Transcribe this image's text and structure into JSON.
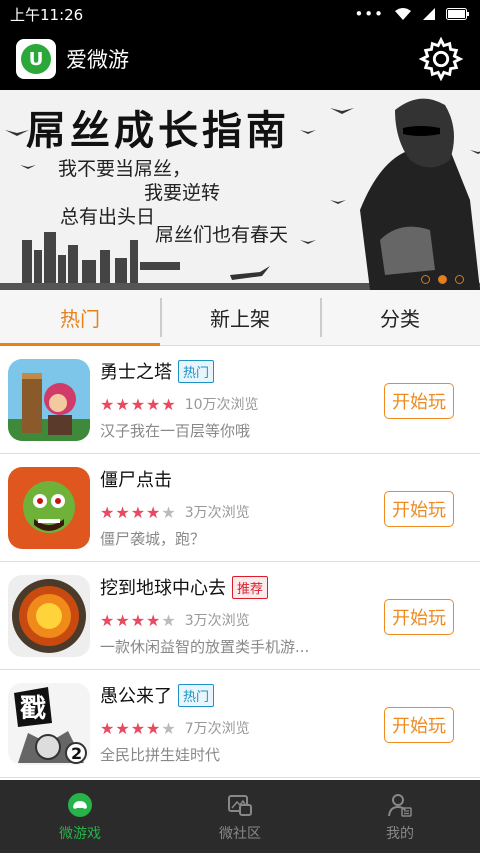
{
  "status": {
    "time": "上午11:26"
  },
  "app": {
    "title": "爱微游",
    "logo_letter": "U"
  },
  "banner": {
    "title": "屌丝成长指南",
    "lines": [
      "我不要当屌丝，",
      "我要逆转",
      "总有出头日",
      "屌丝们也有春天"
    ],
    "dots": 3,
    "active_dot": 1
  },
  "tabs": [
    {
      "label": "热门",
      "active": true
    },
    {
      "label": "新上架",
      "active": false
    },
    {
      "label": "分类",
      "active": false
    }
  ],
  "games": [
    {
      "name": "勇士之塔",
      "badge": "热门",
      "badge_type": "hot",
      "rating": 5,
      "views": "10万次浏览",
      "desc": "汉子我在一百层等你哦",
      "button": "开始玩",
      "icon": "tower-warrior-icon"
    },
    {
      "name": "僵尸点击",
      "badge": "",
      "badge_type": "",
      "rating": 4,
      "views": "3万次浏览",
      "desc": "僵尸袭城，跑？",
      "button": "开始玩",
      "icon": "zombie-icon"
    },
    {
      "name": "挖到地球中心去",
      "badge": "推荐",
      "badge_type": "rec",
      "rating": 4,
      "views": "3万次浏览",
      "desc": "一款休闲益智的放置类手机游...",
      "button": "开始玩",
      "icon": "earth-core-icon"
    },
    {
      "name": "愚公来了",
      "badge": "热门",
      "badge_type": "hot",
      "rating": 4,
      "views": "7万次浏览",
      "desc": "全民比拼生娃时代",
      "button": "开始玩",
      "icon": "yugong-icon"
    }
  ],
  "nav": [
    {
      "label": "微游戏",
      "active": true,
      "icon": "gamepad-icon"
    },
    {
      "label": "微社区",
      "active": false,
      "icon": "community-icon"
    },
    {
      "label": "我的",
      "active": false,
      "icon": "profile-icon"
    }
  ],
  "colors": {
    "accent": "#e8811a",
    "nav_active": "#27b24a",
    "star": "#e84a5f"
  }
}
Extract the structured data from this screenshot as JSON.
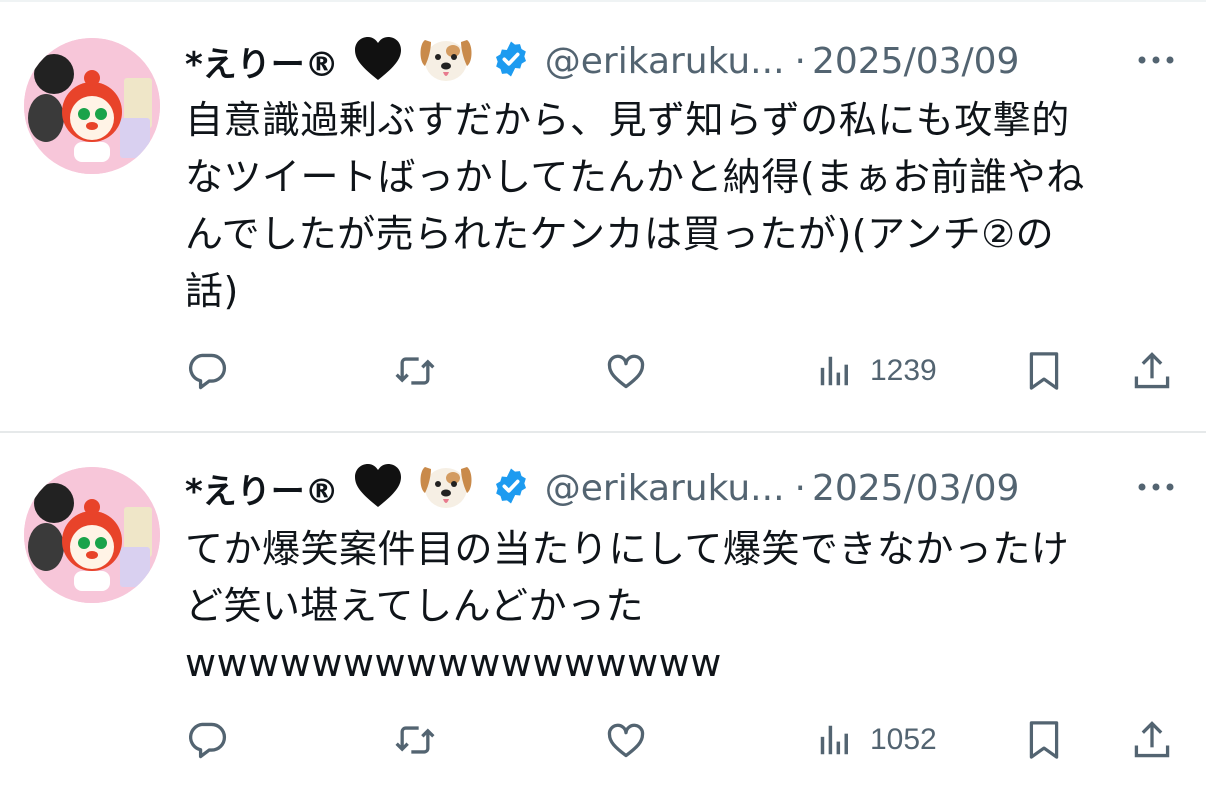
{
  "tweets": [
    {
      "display_name": "*えりー®",
      "handle": "@erikaruku...",
      "separator": "·",
      "date": "2025/03/09",
      "text": "自意識過剰ぶすだから、見ず知らずの私にも攻撃的\nなツイートばっかしてたんかと納得(まぁお前誰やね\nんでしたが売られたケンカは買ったが)(アンチ②の\n話)",
      "views": "1239"
    },
    {
      "display_name": "*えりー®",
      "handle": "@erikaruku...",
      "separator": "·",
      "date": "2025/03/09",
      "text": "てか爆笑案件目の当たりにして爆笑できなかったけ\nど笑い堪えてしんどかった\nwwwwwwwwwwwwwwwww",
      "views": "1052"
    }
  ],
  "icons": {
    "name_emojis": [
      "black-heart-icon",
      "dog-face-icon"
    ],
    "verified": "verified-badge-icon",
    "more": "more-dots-icon",
    "actions": [
      "reply-icon",
      "retweet-icon",
      "like-icon",
      "views-icon",
      "bookmark-icon",
      "share-icon"
    ]
  },
  "colors": {
    "text": "#0f1419",
    "secondary": "#536471",
    "verified_blue": "#1d9bf0",
    "divider": "#e6e9ea",
    "avatar_bg": "#f7c6d9"
  }
}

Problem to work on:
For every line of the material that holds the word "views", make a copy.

Result of the task:
      "views": "10万次浏览",
      "views": "3万次浏览",
      "views": "3万次浏览",
      "views": "7万次浏览",
      "views": "1239"
      "views": "1052"
      "views-icon",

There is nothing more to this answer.